There are, of course, sceptics. In responding to an earlier column on this subject, Gerry Harvey – who said he did ‘’get’’ online retailing (after I said he didn’t) – says he has continually found that the internet only accounts for a fraction of Harvey Norman’s sales.
He believes people look at products on Harvey Norman’s website but shop in-store, which he described as a "well-established fact" in his business. He referred to falling open rates for group buying sites and "fading interest" among the public.
Instead of trying to make online sales "bigger than they actually are" Harvey Norman was working on an omni channel strategy to "seamlessly integrate our customer experience across all channels".
Gerry Harvey is a great traditional retailer – but, sorry Gerry, I still think you don’t get it.

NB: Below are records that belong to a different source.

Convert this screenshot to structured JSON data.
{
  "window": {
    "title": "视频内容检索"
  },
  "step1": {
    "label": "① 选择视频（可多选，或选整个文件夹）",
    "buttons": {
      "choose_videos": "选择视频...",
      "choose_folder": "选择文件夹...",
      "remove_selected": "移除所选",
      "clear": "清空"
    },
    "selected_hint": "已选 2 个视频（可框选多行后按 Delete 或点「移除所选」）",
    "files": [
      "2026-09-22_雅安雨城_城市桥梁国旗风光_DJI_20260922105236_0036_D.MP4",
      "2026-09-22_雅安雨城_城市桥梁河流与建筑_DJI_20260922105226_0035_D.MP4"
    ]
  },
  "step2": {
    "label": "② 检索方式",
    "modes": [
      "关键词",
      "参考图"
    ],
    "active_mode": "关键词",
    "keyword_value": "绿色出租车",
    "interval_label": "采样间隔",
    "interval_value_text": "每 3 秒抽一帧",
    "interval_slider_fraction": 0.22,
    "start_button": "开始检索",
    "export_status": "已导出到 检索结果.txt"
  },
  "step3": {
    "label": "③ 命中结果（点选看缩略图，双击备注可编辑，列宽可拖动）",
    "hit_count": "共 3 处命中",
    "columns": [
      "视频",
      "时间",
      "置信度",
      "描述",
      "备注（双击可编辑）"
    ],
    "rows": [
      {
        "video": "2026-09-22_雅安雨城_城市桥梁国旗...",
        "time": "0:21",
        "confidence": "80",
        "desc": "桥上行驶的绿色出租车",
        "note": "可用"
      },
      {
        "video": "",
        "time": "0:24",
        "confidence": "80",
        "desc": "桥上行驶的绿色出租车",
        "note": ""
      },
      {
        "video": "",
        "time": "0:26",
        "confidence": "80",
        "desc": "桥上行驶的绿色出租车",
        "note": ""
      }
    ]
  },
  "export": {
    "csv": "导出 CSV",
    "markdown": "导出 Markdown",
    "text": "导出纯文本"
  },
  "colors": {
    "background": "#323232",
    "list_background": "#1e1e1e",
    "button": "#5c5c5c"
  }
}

Harvey Norman does have some disadvantages in an online environment, given its property-intensive strategy, its franchise model and its heavy exposure to electrical goods and whitegoods and other products that have been commoditised by the internet and the strength of the Australian dollar. The offshore experience – and the experience of other retailers focused on the segments Harvey Norman occupies – suggests his business is peculiarly exposed to the growth in online buying.
The $50,000 a week of online sales that Harvey says his group does – and which he appears to believe is their natural level – is still, however, shockingly low when one considers the numbers already being driven by the new breed of aggressive and innovative online start-ups.
There may, of course, be plenty of customers who window shop online and buy in-store, but there are an increasing number who do just the opposite and as broadband penetration and speeds increase, and the smartphone and tablet revolutions continue, online purchases will soar.
The experiences of offshore retailers like Macy’s and John Lewis says that traditional retailers that are prepared to adapt to the new environment and be very flexible and dynamic in responding to the new forms of competition and competitors – both in terms of their online offerings and their physical networks – can compete very effectively.
There is a lot to be said for a ‘bricks and clicks’ model that leverages the sourcing, supply chain and IT capabilities of major retailers as well as their distribution networks – their stores. An online presence also offers an enhanced ability to manage their inventory as well as extending their geographical reach – an increasing number of the big US and UK retailers are offering international delivery.
It isn’t, of course, sufficient to commit to creating a significant online channel. Myer will have to execute well and be patient as it builds scale. It will also have to do things differently with a bricks and clicks model – and is already doing so.
Brookes has been smart enough to understand that, both in his stores and online, there are some categories where Myer cannot compete with pure online players and others where it has, if not advantages, then protection. He’s withdrawing – offline as well as online – from the categories that are being commoditised by the internet and expanding the range of brands exclusive to, or owned by Myer.
He may have ‘got it’ relatively late in the day but is now accelerating Myer’s push into the online space and, given the immaturity of online retailing in this economy, has a reasonable prospect of developing a meaningful presence as the online market continues to grow.